A Night of Horror: Nightmare Radio (2019) first published by SciFiNow
Strap: Luciano and Nicolás Onetti play DJ, appropriating and remixing eight festival-wowing short horror films to tell their own story
All alone in his studio/home (and dressed in a jacket with the same striped pattern as that on the Beetlejuice figurine that decorates his mixing desk), DJ Rod Wilson (James Wright) broadcasts Nightmare Radio into the wee hours, telling creepy stories and chatting live with callers, some of whom are sceptical about the connection of his tales to reality. Always talking in a measured tone, Rod smokes, spins some tunes, fields his listeners’ (increasingly alarming) contributions and sets the programme’s spooky vibe. Meanwhile, strange noises off suggest that he may not, after all, be so alone, as someone – or something – haunts this dark, confined space with him.
The somewhat clunkily titled A Night of Horror: Nightmare Radio is in fact an anthology, with each of Rod’s oral contes presented visually as a short film, and Rod’s own unfolding situation serving as both canvas and choral commentary on these briefer stories. Unlike most anthologies, though, its constituent parts, coming from an all-male line-up of directors, were pre-existing works that had individually been doing the festival rounds for some time before being picked for use in this collection.

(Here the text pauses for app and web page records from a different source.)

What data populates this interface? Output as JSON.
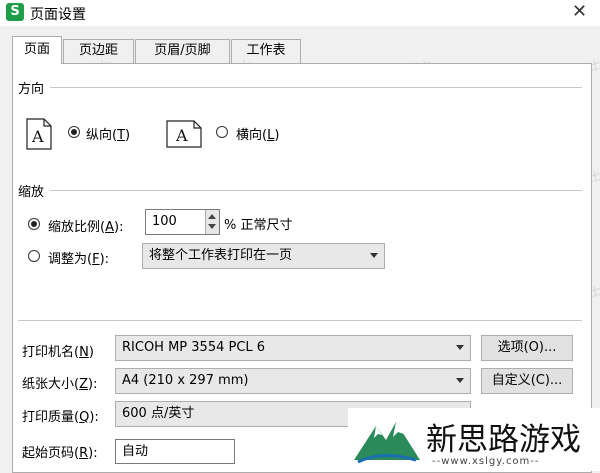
{
  "app": {
    "icon_letter": "S",
    "title": "页面设置"
  },
  "tabs": [
    {
      "label": "页面"
    },
    {
      "label": "页边距"
    },
    {
      "label": "页眉/页脚"
    },
    {
      "label": "工作表"
    }
  ],
  "orientation": {
    "heading": "方向",
    "portrait": {
      "label": "纵向",
      "hotkey": "T",
      "selected": true
    },
    "landscape": {
      "label": "横向",
      "hotkey": "L",
      "selected": false
    },
    "icon_letter": "A"
  },
  "scaling": {
    "heading": "缩放",
    "scale": {
      "label": "缩放比例",
      "hotkey": "A",
      "value": "100",
      "suffix": "% 正常尺寸",
      "selected": true
    },
    "fit": {
      "label": "调整为",
      "hotkey": "F",
      "value": "将整个工作表打印在一页",
      "selected": false
    }
  },
  "printer": {
    "label": "打印机名",
    "hotkey": "N",
    "value": "RICOH MP 3554 PCL 6",
    "options_button": "选项(O)..."
  },
  "paper": {
    "label": "纸张大小",
    "hotkey": "Z",
    "value": "A4 (210 x 297 mm)",
    "custom_button": "自定义(C)..."
  },
  "quality": {
    "label": "打印质量",
    "hotkey": "Q",
    "value": "600 点/英寸"
  },
  "first_page": {
    "label": "起始页码",
    "hotkey": "R",
    "value": "自动"
  },
  "watermark_text": "@打印机卫士",
  "brand": {
    "name": "新思路游戏",
    "url": "--www.xslgy.com--"
  },
  "colors": {
    "accent": "#1e9e49",
    "logo_green": "#2a8a5a",
    "logo_blue": "#1a6fb0"
  }
}
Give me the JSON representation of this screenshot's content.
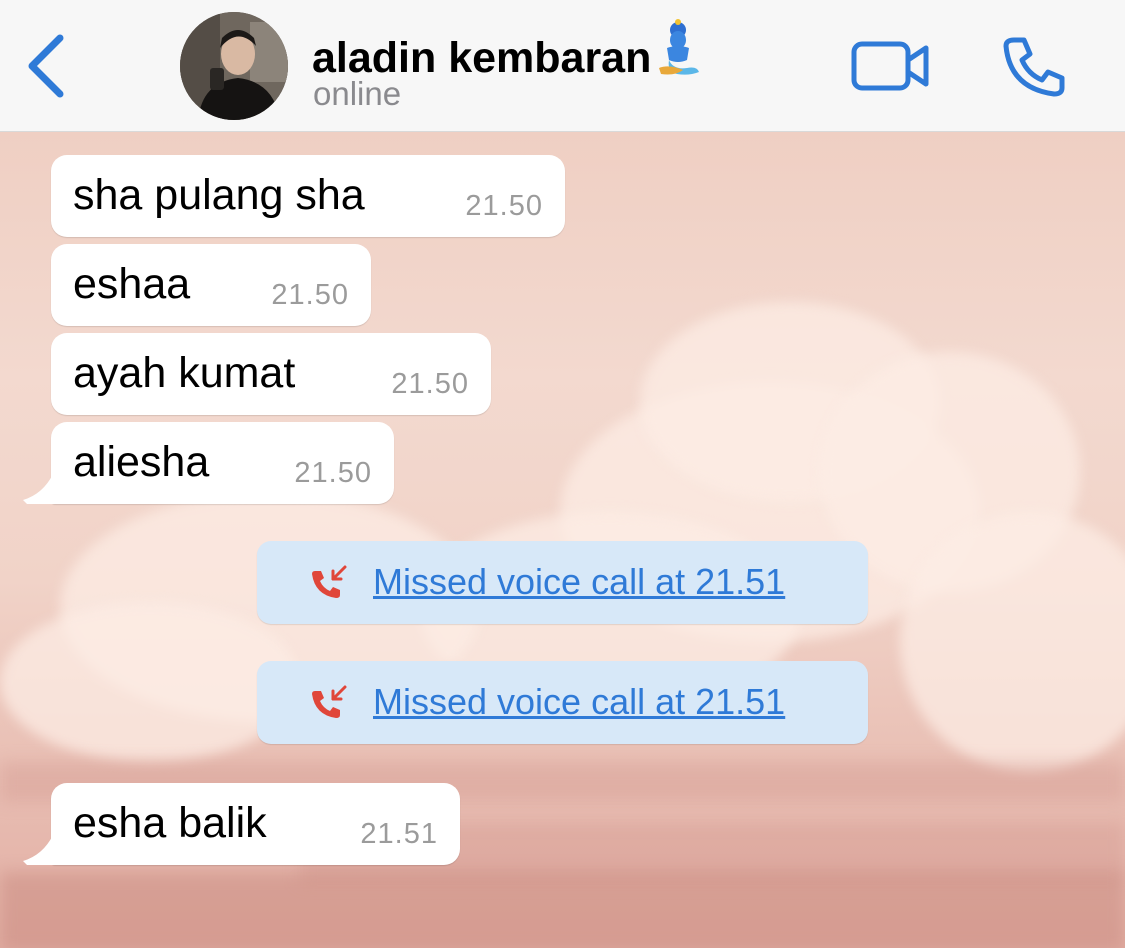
{
  "header": {
    "back_icon": "chevron-left-icon",
    "contact_name": "aladin kembaran",
    "name_emoji": "genie-icon",
    "status": "online",
    "video_icon": "video-camera-icon",
    "call_icon": "phone-icon",
    "accent_color": "#2f7ad7"
  },
  "messages": [
    {
      "text": "sha pulang sha",
      "time": "21.50"
    },
    {
      "text": "eshaa",
      "time": "21.50"
    },
    {
      "text": "ayah kumat",
      "time": "21.50"
    },
    {
      "text": "aliesha",
      "time": "21.50"
    },
    {
      "text": "esha balik",
      "time": "21.51"
    }
  ],
  "system_events": [
    {
      "icon": "missed-call-icon",
      "text": "Missed voice call at 21.51",
      "color": "#e0463a"
    },
    {
      "icon": "missed-call-icon",
      "text": "Missed voice call at 21.51",
      "color": "#e0463a"
    }
  ]
}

The advantage of this method is that the selections come with both an unusually high quality and an eclectic variety – while the frame story from brothers Luciano and Nicolás Onetti (Francesca, 2015; Abrakadabra, 2018) weaves a tapestry of thematic associations that gradually comes to adumbrate the horror of the disc jockey’s own situation. Horror has had DJ characters before – like Stevie Wayne (Adrienne Barbeau) from John Carpenter’s The Fog (1980) or Grant Mazzy (Stephen McHattie) from Bruce McDonald’s Pontypool (2008) – but with Nightmare Radio, Rod’s endless talk is a deflection from real horrors as much inside as out – while the interiors of his recording booth are lit like a giallo, suggesting psychological tensions buried beneath Rod’s apparently preternatural calm.
The shorts showcased are particularly good. The anthology opens with my personal favourite, the visually sumptuous, narratively complicated fairytale In The Dark Dark Woods, in which Jason Bognacki (Another, 2014) shows an invisible, skin-stealing demoness being subdued by a community’s menfolk, while hinting at a more subversive reading in which she is the story’s victim, demonised by a dominant, misogynistic patriarchy. In Joshua Long’s sublimely creepy Australian period gothic Post Mortem Mary, a professional mother-and-daughter team who take keepsake photographs of the dead encounter the cadaver of a young girl determined to be brought convincingly to life. Adam O’Brien’s A Little Off The Top uses its mad hairdresser’s torture scenario to tease out conflicting notions of beauty, vanity and mortality. Matt Richards’ grimly dehumanising The Disappearance of Willie Bingham offers a dystopian dissection of state-sanctioned vindictive punishment, all to expose society’s ugliness, evil’s banality and bureaucracy’s complicity.
Pregnant with disturbing subtext, Sergio Morcillo’s Spanish-language Drops sees an orphaned teenage dancer traumatised by past tragedy, yet learning to resist the distinctly male monster that haunts her. A.J. Briones’ wordless The Smiling Man puts an even younger girl in peril from a murderously playful clown, while Pablo S. Pastor’s Into The Mud lets a woman who wakes, naked and injured, on plastic sheeting in the woods turn the tables on her hunter. Finally, in Oliver Park’s Vicius, a grieving woman’s home – and dreams – are invaded by a shadowy presence.
“On this stormy night, we are going to tell horror stories,” says Rod of his late show, “because horror stories never end.” One of the most extraordinary things about these magpied shorts is the way their disparate ideas and associations (of abuse and justice, monstrousness and mortality, repression and revenance) have been remixed and repurposed by the DJ-like Onettis to highlight the hidden reality in the recording booth. Rod, you see, is telling stories without end that are really about himself and his own peculiar status as eternal intermediary of the night…
© Anton Bitel